◆ **MATERIAL SUPPLIED**:
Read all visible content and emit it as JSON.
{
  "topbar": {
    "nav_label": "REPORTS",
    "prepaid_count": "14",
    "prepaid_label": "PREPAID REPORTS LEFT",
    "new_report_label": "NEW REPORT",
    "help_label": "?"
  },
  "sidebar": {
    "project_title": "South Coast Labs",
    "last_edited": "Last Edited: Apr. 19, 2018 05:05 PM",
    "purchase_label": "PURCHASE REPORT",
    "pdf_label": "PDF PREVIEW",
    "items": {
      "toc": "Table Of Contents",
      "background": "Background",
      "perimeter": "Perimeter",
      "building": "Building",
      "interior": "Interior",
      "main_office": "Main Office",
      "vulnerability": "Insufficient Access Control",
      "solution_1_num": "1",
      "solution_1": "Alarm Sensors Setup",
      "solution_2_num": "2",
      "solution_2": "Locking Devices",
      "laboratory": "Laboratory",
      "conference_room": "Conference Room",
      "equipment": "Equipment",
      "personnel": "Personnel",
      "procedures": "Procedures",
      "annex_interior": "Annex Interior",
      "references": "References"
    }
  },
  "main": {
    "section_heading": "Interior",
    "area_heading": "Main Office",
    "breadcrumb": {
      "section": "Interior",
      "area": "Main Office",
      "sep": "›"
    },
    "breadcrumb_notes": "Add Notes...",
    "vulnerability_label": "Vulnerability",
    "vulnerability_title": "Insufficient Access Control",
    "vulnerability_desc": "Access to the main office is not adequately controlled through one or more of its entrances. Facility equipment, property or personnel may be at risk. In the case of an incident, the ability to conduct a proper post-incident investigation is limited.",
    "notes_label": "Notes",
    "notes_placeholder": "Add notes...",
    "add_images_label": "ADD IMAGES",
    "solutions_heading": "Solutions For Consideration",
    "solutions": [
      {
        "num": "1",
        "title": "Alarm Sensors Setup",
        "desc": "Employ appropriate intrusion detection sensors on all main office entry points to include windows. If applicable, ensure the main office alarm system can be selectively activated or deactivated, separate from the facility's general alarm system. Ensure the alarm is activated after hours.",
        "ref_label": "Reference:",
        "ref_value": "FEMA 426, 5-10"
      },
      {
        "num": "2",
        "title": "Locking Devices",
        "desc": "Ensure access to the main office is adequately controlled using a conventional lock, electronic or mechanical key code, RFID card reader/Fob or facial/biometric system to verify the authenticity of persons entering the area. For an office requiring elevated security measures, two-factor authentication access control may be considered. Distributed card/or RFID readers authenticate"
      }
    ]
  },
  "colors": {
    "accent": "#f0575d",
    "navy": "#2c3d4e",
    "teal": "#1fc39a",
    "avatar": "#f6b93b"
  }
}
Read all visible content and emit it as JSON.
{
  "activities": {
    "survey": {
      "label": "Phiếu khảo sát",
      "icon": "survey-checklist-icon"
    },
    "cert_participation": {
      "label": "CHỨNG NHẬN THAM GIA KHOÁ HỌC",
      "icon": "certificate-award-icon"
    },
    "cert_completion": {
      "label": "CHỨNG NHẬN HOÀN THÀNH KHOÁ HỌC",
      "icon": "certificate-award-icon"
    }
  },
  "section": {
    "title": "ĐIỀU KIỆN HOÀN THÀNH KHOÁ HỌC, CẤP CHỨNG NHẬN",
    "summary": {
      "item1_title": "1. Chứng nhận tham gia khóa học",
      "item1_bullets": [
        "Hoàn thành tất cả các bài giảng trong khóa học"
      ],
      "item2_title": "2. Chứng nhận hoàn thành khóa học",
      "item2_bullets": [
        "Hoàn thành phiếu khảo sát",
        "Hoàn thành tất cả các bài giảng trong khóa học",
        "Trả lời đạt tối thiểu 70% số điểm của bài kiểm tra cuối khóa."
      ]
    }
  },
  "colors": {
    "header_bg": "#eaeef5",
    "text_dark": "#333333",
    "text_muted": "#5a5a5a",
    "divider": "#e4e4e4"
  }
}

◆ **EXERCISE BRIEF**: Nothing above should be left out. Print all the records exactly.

◆ **RESULT**:
Read all visible content and emit it as JSON.
{
  "topbar": {
    "nav_label": "REPORTS",
    "prepaid_count": "14",
    "prepaid_label": "PREPAID REPORTS LEFT",
    "new_report_label": "NEW REPORT",
    "help_label": "?"
  },
  "sidebar": {
    "project_title": "South Coast Labs",
    "last_edited": "Last Edited: Apr. 19, 2018 05:05 PM",
    "purchase_label": "PURCHASE REPORT",
    "pdf_label": "PDF PREVIEW",
    "items": {
      "toc": "Table Of Contents",
      "background": "Background",
      "perimeter": "Perimeter",
      "building": "Building",
      "interior": "Interior",
      "main_office": "Main Office",
      "vulnerability": "Insufficient Access Control",
      "solution_1_num": "1",
      "solution_1": "Alarm Sensors Setup",
      "solution_2_num": "2",
      "solution_2": "Locking Devices",
      "laboratory": "Laboratory",
      "conference_room": "Conference Room",
      "equipment": "Equipment",
      "personnel": "Personnel",
      "procedures": "Procedures",
      "annex_interior": "Annex Interior",
      "references": "References"
    }
  },
  "main": {
    "section_heading": "Interior",
    "area_heading": "Main Office",
    "breadcrumb": {
      "section": "Interior",
      "area": "Main Office",
      "sep": "›"
    },
    "breadcrumb_notes": "Add Notes...",
    "vulnerability_label": "Vulnerability",
    "vulnerability_title": "Insufficient Access Control",
    "vulnerability_desc": "Access to the main office is not adequately controlled through one or more of its entrances. Facility equipment, property or personnel may be at risk. In the case of an incident, the ability to conduct a proper post-incident investigation is limited.",
    "notes_label": "Notes",
    "notes_placeholder": "Add notes...",
    "add_images_label": "ADD IMAGES",
    "solutions_heading": "Solutions For Consideration",
    "solutions": [
      {
        "num": "1",
        "title": "Alarm Sensors Setup",
        "desc": "Employ appropriate intrusion detection sensors on all main office entry points to include windows. If applicable, ensure the main office alarm system can be selectively activated or deactivated, separate from the facility's general alarm system. Ensure the alarm is activated after hours.",
        "ref_label": "Reference:",
        "ref_value": "FEMA 426, 5-10"
      },
      {
        "num": "2",
        "title": "Locking Devices",
        "desc": "Ensure access to the main office is adequately controlled using a conventional lock, electronic or mechanical key code, RFID card reader/Fob or facial/biometric system to verify the authenticity of persons entering the area. For an office requiring elevated security measures, two-factor authentication access control may be considered. Distributed card/or RFID readers authenticate"
      }
    ]
  },
  "colors": {
    "accent": "#f0575d",
    "navy": "#2c3d4e",
    "teal": "#1fc39a",
    "avatar": "#f6b93b"
  }
}
Read all visible content and emit it as JSON.
{
  "activities": {
    "survey": {
      "label": "Phiếu khảo sát",
      "icon": "survey-checklist-icon"
    },
    "cert_participation": {
      "label": "CHỨNG NHẬN THAM GIA KHOÁ HỌC",
      "icon": "certificate-award-icon"
    },
    "cert_completion": {
      "label": "CHỨNG NHẬN HOÀN THÀNH KHOÁ HỌC",
      "icon": "certificate-award-icon"
    }
  },
  "section": {
    "title": "ĐIỀU KIỆN HOÀN THÀNH KHOÁ HỌC, CẤP CHỨNG NHẬN",
    "summary": {
      "item1_title": "1. Chứng nhận tham gia khóa học",
      "item1_bullets": [
        "Hoàn thành tất cả các bài giảng trong khóa học"
      ],
      "item2_title": "2. Chứng nhận hoàn thành khóa học",
      "item2_bullets": [
        "Hoàn thành phiếu khảo sát",
        "Hoàn thành tất cả các bài giảng trong khóa học",
        "Trả lời đạt tối thiểu 70% số điểm của bài kiểm tra cuối khóa."
      ]
    }
  },
  "colors": {
    "header_bg": "#eaeef5",
    "text_dark": "#333333",
    "text_muted": "#5a5a5a",
    "divider": "#e4e4e4"
  }
}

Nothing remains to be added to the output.